= Beginning of Section =
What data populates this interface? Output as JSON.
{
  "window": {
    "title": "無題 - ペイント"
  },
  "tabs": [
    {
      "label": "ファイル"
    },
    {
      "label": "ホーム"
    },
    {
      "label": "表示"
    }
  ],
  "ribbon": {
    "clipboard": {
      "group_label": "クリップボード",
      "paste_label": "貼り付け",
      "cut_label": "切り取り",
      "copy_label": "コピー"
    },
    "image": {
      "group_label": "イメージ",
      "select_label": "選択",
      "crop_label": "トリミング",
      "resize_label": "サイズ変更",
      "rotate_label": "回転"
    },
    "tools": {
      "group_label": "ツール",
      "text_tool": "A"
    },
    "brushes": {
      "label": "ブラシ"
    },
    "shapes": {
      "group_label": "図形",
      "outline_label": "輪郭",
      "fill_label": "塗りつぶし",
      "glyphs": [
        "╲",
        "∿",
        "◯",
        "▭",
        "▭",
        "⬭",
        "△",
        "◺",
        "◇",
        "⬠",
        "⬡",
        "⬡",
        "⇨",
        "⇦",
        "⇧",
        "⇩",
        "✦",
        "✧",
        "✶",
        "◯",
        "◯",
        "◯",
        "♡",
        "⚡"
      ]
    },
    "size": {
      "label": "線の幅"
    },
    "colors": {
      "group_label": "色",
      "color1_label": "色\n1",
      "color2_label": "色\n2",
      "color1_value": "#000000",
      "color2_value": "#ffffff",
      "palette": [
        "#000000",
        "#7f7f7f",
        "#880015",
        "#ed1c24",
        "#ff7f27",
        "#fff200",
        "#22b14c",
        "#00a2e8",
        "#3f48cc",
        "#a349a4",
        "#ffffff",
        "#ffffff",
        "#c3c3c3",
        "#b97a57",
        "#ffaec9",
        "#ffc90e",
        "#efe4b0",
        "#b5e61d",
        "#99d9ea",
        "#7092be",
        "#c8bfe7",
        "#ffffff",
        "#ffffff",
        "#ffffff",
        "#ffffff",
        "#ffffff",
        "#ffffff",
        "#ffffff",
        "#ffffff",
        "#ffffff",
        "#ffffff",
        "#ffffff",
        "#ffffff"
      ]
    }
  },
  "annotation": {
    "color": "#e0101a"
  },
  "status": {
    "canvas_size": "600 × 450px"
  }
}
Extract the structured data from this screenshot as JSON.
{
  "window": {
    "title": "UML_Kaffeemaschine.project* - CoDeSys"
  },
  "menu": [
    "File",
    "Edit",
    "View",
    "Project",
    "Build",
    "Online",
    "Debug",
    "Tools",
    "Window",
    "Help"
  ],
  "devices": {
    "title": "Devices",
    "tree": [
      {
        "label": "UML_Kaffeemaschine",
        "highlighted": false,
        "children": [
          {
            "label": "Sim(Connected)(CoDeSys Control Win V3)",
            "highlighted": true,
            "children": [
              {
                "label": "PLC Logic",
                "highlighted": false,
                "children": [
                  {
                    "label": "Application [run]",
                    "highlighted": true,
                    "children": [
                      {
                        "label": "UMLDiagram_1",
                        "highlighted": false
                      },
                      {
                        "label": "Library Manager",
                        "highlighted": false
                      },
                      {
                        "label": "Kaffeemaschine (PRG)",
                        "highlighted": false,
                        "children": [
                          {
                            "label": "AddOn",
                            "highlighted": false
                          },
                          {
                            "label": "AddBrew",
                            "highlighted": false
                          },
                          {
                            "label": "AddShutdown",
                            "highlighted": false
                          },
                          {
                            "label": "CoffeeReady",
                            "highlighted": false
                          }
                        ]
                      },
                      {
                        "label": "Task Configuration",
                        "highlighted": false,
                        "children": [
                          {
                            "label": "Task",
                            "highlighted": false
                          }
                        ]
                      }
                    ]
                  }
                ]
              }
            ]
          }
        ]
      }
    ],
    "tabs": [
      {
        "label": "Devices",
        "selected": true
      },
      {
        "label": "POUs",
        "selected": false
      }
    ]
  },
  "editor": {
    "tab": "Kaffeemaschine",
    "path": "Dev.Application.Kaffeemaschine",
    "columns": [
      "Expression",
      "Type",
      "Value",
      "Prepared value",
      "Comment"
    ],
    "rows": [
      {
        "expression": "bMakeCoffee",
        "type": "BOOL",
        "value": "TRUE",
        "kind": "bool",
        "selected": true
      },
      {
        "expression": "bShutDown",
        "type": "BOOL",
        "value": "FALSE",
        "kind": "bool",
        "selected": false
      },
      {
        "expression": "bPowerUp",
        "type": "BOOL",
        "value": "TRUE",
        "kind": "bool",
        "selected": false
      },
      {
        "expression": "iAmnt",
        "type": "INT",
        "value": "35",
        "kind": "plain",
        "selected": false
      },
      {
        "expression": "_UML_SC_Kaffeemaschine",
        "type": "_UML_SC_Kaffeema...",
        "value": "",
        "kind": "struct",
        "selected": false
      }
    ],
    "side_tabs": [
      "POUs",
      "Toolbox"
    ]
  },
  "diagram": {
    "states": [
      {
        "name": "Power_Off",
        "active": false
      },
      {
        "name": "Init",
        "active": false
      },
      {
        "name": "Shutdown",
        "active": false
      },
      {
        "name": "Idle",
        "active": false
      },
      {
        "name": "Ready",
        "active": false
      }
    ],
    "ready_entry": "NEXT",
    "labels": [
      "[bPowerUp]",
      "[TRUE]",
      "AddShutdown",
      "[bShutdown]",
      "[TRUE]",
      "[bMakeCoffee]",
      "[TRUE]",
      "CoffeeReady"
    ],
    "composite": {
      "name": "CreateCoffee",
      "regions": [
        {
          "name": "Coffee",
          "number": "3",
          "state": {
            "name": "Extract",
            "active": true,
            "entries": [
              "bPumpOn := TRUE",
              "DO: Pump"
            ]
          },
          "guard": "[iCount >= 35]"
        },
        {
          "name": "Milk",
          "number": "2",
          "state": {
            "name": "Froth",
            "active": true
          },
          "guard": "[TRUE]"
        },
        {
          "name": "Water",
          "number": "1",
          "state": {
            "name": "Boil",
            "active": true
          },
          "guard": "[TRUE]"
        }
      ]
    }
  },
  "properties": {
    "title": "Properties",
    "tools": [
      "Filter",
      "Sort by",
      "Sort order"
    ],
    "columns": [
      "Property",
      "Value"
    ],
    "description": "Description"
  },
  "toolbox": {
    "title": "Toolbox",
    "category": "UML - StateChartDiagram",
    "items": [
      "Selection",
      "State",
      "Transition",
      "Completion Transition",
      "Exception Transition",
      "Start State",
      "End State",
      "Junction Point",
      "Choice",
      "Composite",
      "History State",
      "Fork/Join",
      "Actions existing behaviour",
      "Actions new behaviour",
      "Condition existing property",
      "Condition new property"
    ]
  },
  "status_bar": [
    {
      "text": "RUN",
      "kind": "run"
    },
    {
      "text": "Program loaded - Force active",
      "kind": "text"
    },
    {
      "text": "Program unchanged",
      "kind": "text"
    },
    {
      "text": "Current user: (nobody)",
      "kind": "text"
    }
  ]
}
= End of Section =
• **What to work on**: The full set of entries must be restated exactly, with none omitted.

• **Answer**:
What data populates this interface? Output as JSON.
{
  "window": {
    "title": "無題 - ペイント"
  },
  "tabs": [
    {
      "label": "ファイル"
    },
    {
      "label": "ホーム"
    },
    {
      "label": "表示"
    }
  ],
  "ribbon": {
    "clipboard": {
      "group_label": "クリップボード",
      "paste_label": "貼り付け",
      "cut_label": "切り取り",
      "copy_label": "コピー"
    },
    "image": {
      "group_label": "イメージ",
      "select_label": "選択",
      "crop_label": "トリミング",
      "resize_label": "サイズ変更",
      "rotate_label": "回転"
    },
    "tools": {
      "group_label": "ツール",
      "text_tool": "A"
    },
    "brushes": {
      "label": "ブラシ"
    },
    "shapes": {
      "group_label": "図形",
      "outline_label": "輪郭",
      "fill_label": "塗りつぶし",
      "glyphs": [
        "╲",
        "∿",
        "◯",
        "▭",
        "▭",
        "⬭",
        "△",
        "◺",
        "◇",
        "⬠",
        "⬡",
        "⬡",
        "⇨",
        "⇦",
        "⇧",
        "⇩",
        "✦",
        "✧",
        "✶",
        "◯",
        "◯",
        "◯",
        "♡",
        "⚡"
      ]
    },
    "size": {
      "label": "線の幅"
    },
    "colors": {
      "group_label": "色",
      "color1_label": "色\n1",
      "color2_label": "色\n2",
      "color1_value": "#000000",
      "color2_value": "#ffffff",
      "palette": [
        "#000000",
        "#7f7f7f",
        "#880015",
        "#ed1c24",
        "#ff7f27",
        "#fff200",
        "#22b14c",
        "#00a2e8",
        "#3f48cc",
        "#a349a4",
        "#ffffff",
        "#ffffff",
        "#c3c3c3",
        "#b97a57",
        "#ffaec9",
        "#ffc90e",
        "#efe4b0",
        "#b5e61d",
        "#99d9ea",
        "#7092be",
        "#c8bfe7",
        "#ffffff",
        "#ffffff",
        "#ffffff",
        "#ffffff",
        "#ffffff",
        "#ffffff",
        "#ffffff",
        "#ffffff",
        "#ffffff",
        "#ffffff",
        "#ffffff",
        "#ffffff"
      ]
    }
  },
  "annotation": {
    "color": "#e0101a"
  },
  "status": {
    "canvas_size": "600 × 450px"
  }
}
Extract the structured data from this screenshot as JSON.
{
  "window": {
    "title": "UML_Kaffeemaschine.project* - CoDeSys"
  },
  "menu": [
    "File",
    "Edit",
    "View",
    "Project",
    "Build",
    "Online",
    "Debug",
    "Tools",
    "Window",
    "Help"
  ],
  "devices": {
    "title": "Devices",
    "tree": [
      {
        "label": "UML_Kaffeemaschine",
        "highlighted": false,
        "children": [
          {
            "label": "Sim(Connected)(CoDeSys Control Win V3)",
            "highlighted": true,
            "children": [
              {
                "label": "PLC Logic",
                "highlighted": false,
                "children": [
                  {
                    "label": "Application [run]",
                    "highlighted": true,
                    "children": [
                      {
                        "label": "UMLDiagram_1",
                        "highlighted": false
                      },
                      {
                        "label": "Library Manager",
                        "highlighted": false
                      },
                      {
                        "label": "Kaffeemaschine (PRG)",
                        "highlighted": false,
                        "children": [
                          {
                            "label": "AddOn",
                            "highlighted": false
                          },
                          {
                            "label": "AddBrew",
                            "highlighted": false
                          },
                          {
                            "label": "AddShutdown",
                            "highlighted": false
                          },
                          {
                            "label": "CoffeeReady",
                            "highlighted": false
                          }
                        ]
                      },
                      {
                        "label": "Task Configuration",
                        "highlighted": false,
                        "children": [
                          {
                            "label": "Task",
                            "highlighted": false
                          }
                        ]
                      }
                    ]
                  }
                ]
              }
            ]
          }
        ]
      }
    ],
    "tabs": [
      {
        "label": "Devices",
        "selected": true
      },
      {
        "label": "POUs",
        "selected": false
      }
    ]
  },
  "editor": {
    "tab": "Kaffeemaschine",
    "path": "Dev.Application.Kaffeemaschine",
    "columns": [
      "Expression",
      "Type",
      "Value",
      "Prepared value",
      "Comment"
    ],
    "rows": [
      {
        "expression": "bMakeCoffee",
        "type": "BOOL",
        "value": "TRUE",
        "kind": "bool",
        "selected": true
      },
      {
        "expression": "bShutDown",
        "type": "BOOL",
        "value": "FALSE",
        "kind": "bool",
        "selected": false
      },
      {
        "expression": "bPowerUp",
        "type": "BOOL",
        "value": "TRUE",
        "kind": "bool",
        "selected": false
      },
      {
        "expression": "iAmnt",
        "type": "INT",
        "value": "35",
        "kind": "plain",
        "selected": false
      },
      {
        "expression": "_UML_SC_Kaffeemaschine",
        "type": "_UML_SC_Kaffeema...",
        "value": "",
        "kind": "struct",
        "selected": false
      }
    ],
    "side_tabs": [
      "POUs",
      "Toolbox"
    ]
  },
  "diagram": {
    "states": [
      {
        "name": "Power_Off",
        "active": false
      },
      {
        "name": "Init",
        "active": false
      },
      {
        "name": "Shutdown",
        "active": false
      },
      {
        "name": "Idle",
        "active": false
      },
      {
        "name": "Ready",
        "active": false
      }
    ],
    "ready_entry": "NEXT",
    "labels": [
      "[bPowerUp]",
      "[TRUE]",
      "AddShutdown",
      "[bShutdown]",
      "[TRUE]",
      "[bMakeCoffee]",
      "[TRUE]",
      "CoffeeReady"
    ],
    "composite": {
      "name": "CreateCoffee",
      "regions": [
        {
          "name": "Coffee",
          "number": "3",
          "state": {
            "name": "Extract",
            "active": true,
            "entries": [
              "bPumpOn := TRUE",
              "DO: Pump"
            ]
          },
          "guard": "[iCount >= 35]"
        },
        {
          "name": "Milk",
          "number": "2",
          "state": {
            "name": "Froth",
            "active": true
          },
          "guard": "[TRUE]"
        },
        {
          "name": "Water",
          "number": "1",
          "state": {
            "name": "Boil",
            "active": true
          },
          "guard": "[TRUE]"
        }
      ]
    }
  },
  "properties": {
    "title": "Properties",
    "tools": [
      "Filter",
      "Sort by",
      "Sort order"
    ],
    "columns": [
      "Property",
      "Value"
    ],
    "description": "Description"
  },
  "toolbox": {
    "title": "Toolbox",
    "category": "UML - StateChartDiagram",
    "items": [
      "Selection",
      "State",
      "Transition",
      "Completion Transition",
      "Exception Transition",
      "Start State",
      "End State",
      "Junction Point",
      "Choice",
      "Composite",
      "History State",
      "Fork/Join",
      "Actions existing behaviour",
      "Actions new behaviour",
      "Condition existing property",
      "Condition new property"
    ]
  },
  "status_bar": [
    {
      "text": "RUN",
      "kind": "run"
    },
    {
      "text": "Program loaded - Force active",
      "kind": "text"
    },
    {
      "text": "Program unchanged",
      "kind": "text"
    },
    {
      "text": "Current user: (nobody)",
      "kind": "text"
    }
  ]
}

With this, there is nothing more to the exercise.